Thursday, 22 June 2017

tim keller on romans 1:18-32 and epithumia

The word [in verse 24] that the NIV translates 'sinful desires and the ESV renders 'lusts' is epithumia. Literally, it means 'over-desire', an all-controlling drive and longing. This is revealing. The main problem of our heart is not so much desires for bad things, but our over-desires for good things, our turning of created, good things into gods, objects of our worship and service.
....
How should God's people respond to these verses [verses 18-32], and the dark view of humanity they give us? .... [Thirdly,] we are to read these verses in light of 1:16-17, knowing that we do not need to fear God's wrath because we have received his righteousness. This gives us both the humility and the freedom to ask: What idols could be, or are already, jostling for position with my Creator in my heart and life? This passage prompts us to look for places where we are envious, slanderous, disloyal, lusting, and so on. These things are the indication that we are worshiping an idol; that something other than God has become our functional master.

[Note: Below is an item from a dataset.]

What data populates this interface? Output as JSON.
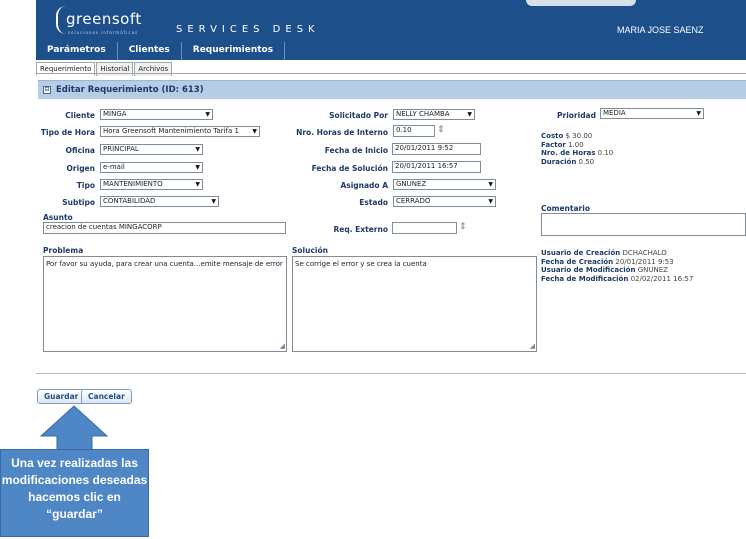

And so we need to ask: What would it look like to depend on my Creator in this area? How would I love and feel and live differently if I praised my Creator at that point, rather than serving a created thing? That is the way to turn our epithumia, our over-desires, into simple enjoyment; not serving as slaves what God has made, but appreciating them in praise of God in his world.

- part of what Tim Keller says on Romans 1:18-32 in his book Romans 1-7 For You.